- **DATA FOR THIS TASK**:
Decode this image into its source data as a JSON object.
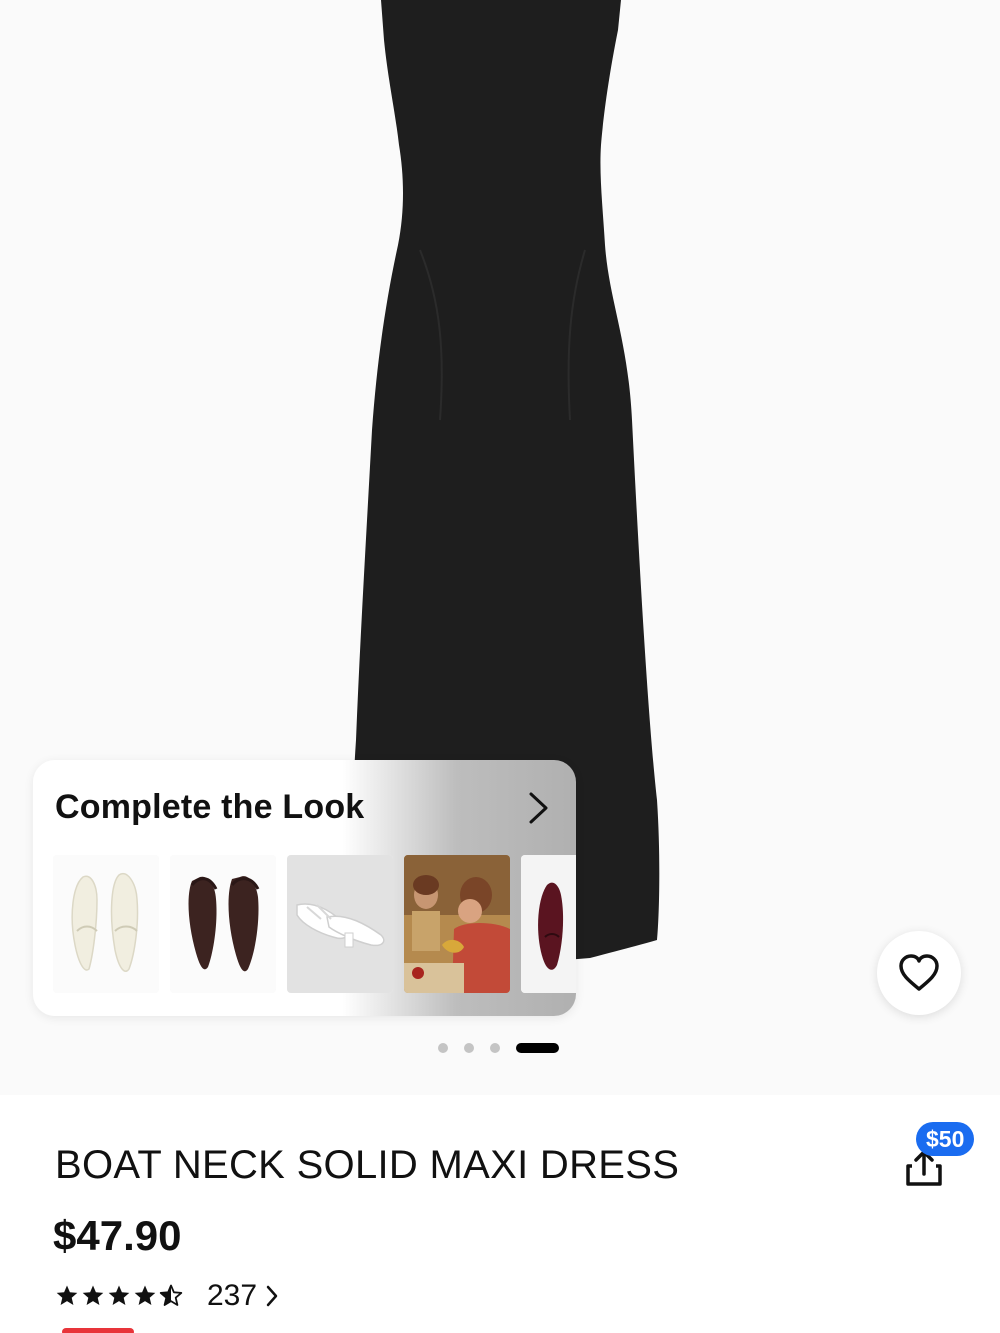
{
  "product_image": {
    "alt": "Black maxi dress",
    "carousel_dots": 4,
    "active_dot": 3
  },
  "complete_the_look": {
    "title": "Complete the Look",
    "thumbnails": [
      {
        "name": "cream-slingback-flats",
        "icon": "shoe-icon"
      },
      {
        "name": "brown-pointed-slingbacks",
        "icon": "shoe-icon"
      },
      {
        "name": "white-strappy-mules",
        "icon": "shoe-icon"
      },
      {
        "name": "lifestyle-photo",
        "icon": "photo-icon"
      },
      {
        "name": "burgundy-ballet-flats",
        "icon": "shoe-icon"
      }
    ]
  },
  "favorite": {
    "icon": "heart-icon"
  },
  "product": {
    "title": "BOAT NECK SOLID MAXI DRESS",
    "price": "$47.90",
    "rating": 4.5,
    "review_count": "237"
  },
  "share": {
    "badge": "$50",
    "icon": "share-icon",
    "badge_color": "#1a6cf0"
  }
}
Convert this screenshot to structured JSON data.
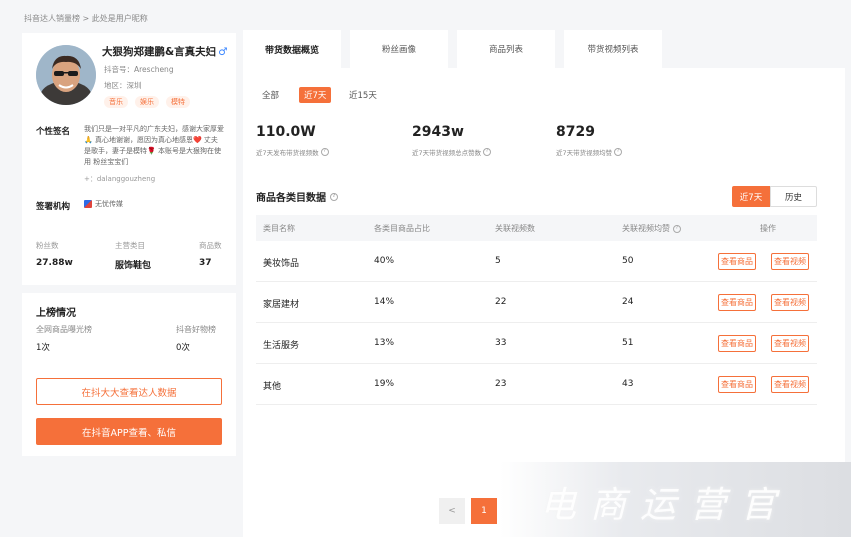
{
  "breadcrumb": "抖音达人销量榜 > 此处是用户昵称",
  "profile": {
    "name": "大狠狗郑建鹏&言真夫妇",
    "gender_symbol": "♂",
    "douyin_id": "抖音号：Arescheng",
    "region": "地区：深圳",
    "tags": [
      "音乐",
      "娱乐",
      "模特"
    ],
    "signature_label": "个性签名",
    "signature_text": "我们只是一对平凡的广东夫妇，感谢大家厚爱🙏 真心地谢谢，愿因为真心地感恩❤️ 丈夫是歌手，妻子是模特🌹 本账号是大狠狗在使用 粉丝宝宝们",
    "signature_id": "+：dalanggouzheng",
    "org_label": "签署机构",
    "org_value": "无忧传媒",
    "stats": [
      {
        "label": "粉丝数",
        "value": "27.88w"
      },
      {
        "label": "主营类目",
        "value": "服饰鞋包"
      },
      {
        "label": "商品数",
        "value": "37"
      }
    ]
  },
  "rank": {
    "title": "上榜情况",
    "items": [
      {
        "label": "全网商品曝光榜",
        "value": "1次"
      },
      {
        "label": "抖音好物榜",
        "value": "0次"
      }
    ],
    "btn_outline": "在抖大大查看达人数据",
    "btn_fill": "在抖音APP查看、私信"
  },
  "tabs": [
    "带货数据概览",
    "粉丝画像",
    "商品列表",
    "带货视频列表"
  ],
  "filters": [
    "全部",
    "近7天",
    "近15天"
  ],
  "metrics": [
    {
      "value": "110.0W",
      "label": "近7天发布带货视频数"
    },
    {
      "value": "2943w",
      "label": "近7天带货视频总点赞数"
    },
    {
      "value": "8729",
      "label": "近7天带货视频均赞"
    }
  ],
  "category": {
    "title": "商品各类目数据",
    "toggle_on": "近7天",
    "toggle_off": "历史",
    "headers": [
      "类目名称",
      "各类目商品占比",
      "关联视频数",
      "关联视频均赞",
      "操作"
    ],
    "rows": [
      [
        "美妆饰品",
        "40%",
        "5",
        "50"
      ],
      [
        "家居建材",
        "14%",
        "22",
        "24"
      ],
      [
        "生活服务",
        "13%",
        "33",
        "51"
      ],
      [
        "其他",
        "19%",
        "23",
        "43"
      ]
    ],
    "op_product": "查看商品",
    "op_video": "查看视频"
  },
  "pager": {
    "prev": "<",
    "current": "1"
  },
  "watermark": "电商运营官",
  "colors": {
    "accent": "#f5703a",
    "gender": "#3a86ff"
  }
}
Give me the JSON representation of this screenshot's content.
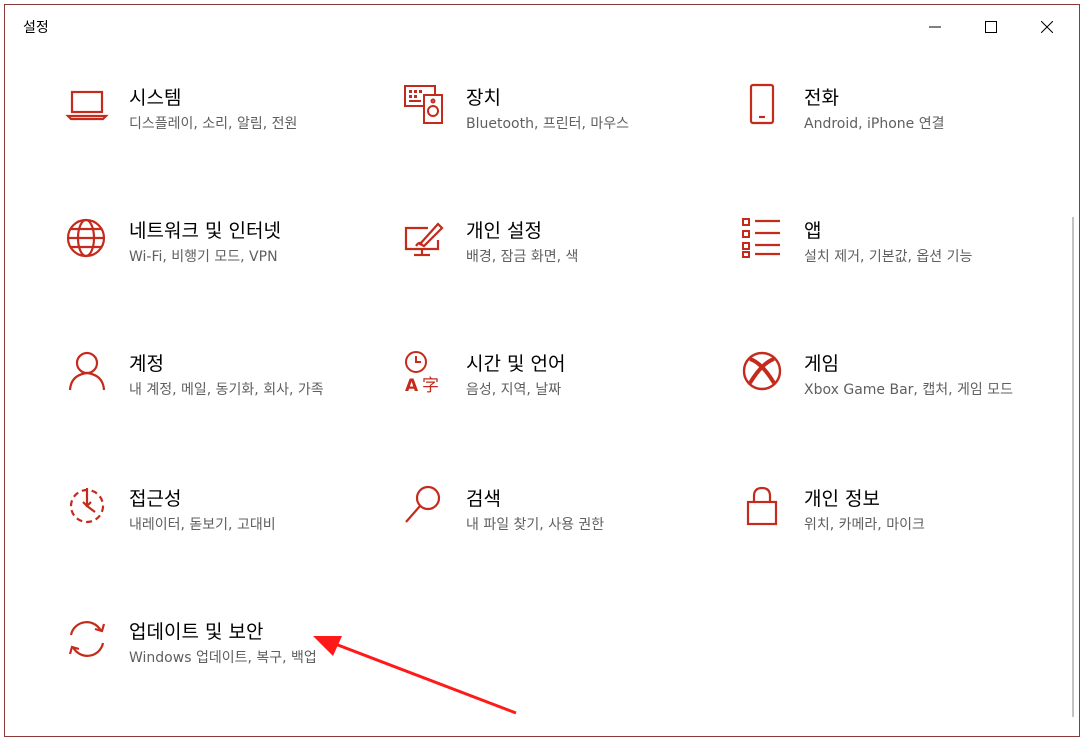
{
  "window": {
    "title": "설정",
    "controls": {
      "minimize": "minimize-icon",
      "maximize": "maximize-icon",
      "close": "close-icon"
    }
  },
  "accent_color": "#c42b1c",
  "tiles": [
    {
      "name": "시스템",
      "desc": "디스플레이, 소리, 알림, 전원",
      "icon": "laptop-icon"
    },
    {
      "name": "장치",
      "desc": "Bluetooth, 프린터, 마우스",
      "icon": "keyboard-speaker-icon"
    },
    {
      "name": "전화",
      "desc": "Android, iPhone 연결",
      "icon": "phone-icon"
    },
    {
      "name": "네트워크 및 인터넷",
      "desc": "Wi-Fi, 비행기 모드, VPN",
      "icon": "globe-icon"
    },
    {
      "name": "개인 설정",
      "desc": "배경, 잠금 화면, 색",
      "icon": "paint-icon"
    },
    {
      "name": "앱",
      "desc": "설치 제거, 기본값, 옵션 기능",
      "icon": "apps-list-icon"
    },
    {
      "name": "계정",
      "desc": "내 계정, 메일, 동기화, 회사, 가족",
      "icon": "person-icon"
    },
    {
      "name": "시간 및 언어",
      "desc": "음성, 지역, 날짜",
      "icon": "time-language-icon"
    },
    {
      "name": "게임",
      "desc": "Xbox Game Bar, 캡처, 게임 모드",
      "icon": "xbox-icon"
    },
    {
      "name": "접근성",
      "desc": "내레이터, 돋보기, 고대비",
      "icon": "accessibility-icon"
    },
    {
      "name": "검색",
      "desc": "내 파일 찾기, 사용 권한",
      "icon": "search-icon"
    },
    {
      "name": "개인 정보",
      "desc": "위치, 카메라, 마이크",
      "icon": "lock-icon"
    },
    {
      "name": "업데이트 및 보안",
      "desc": "Windows 업데이트, 복구, 백업",
      "icon": "sync-icon"
    }
  ]
}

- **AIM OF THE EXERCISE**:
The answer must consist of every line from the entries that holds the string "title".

- **THE COMPLETED TASK**:
    "title": "Complete the Look",
    "title": "BOAT NECK SOLID MAXI DRESS",
    "title": "上榜情况",
    "title": "商品各类目数据",
    "title": "설정",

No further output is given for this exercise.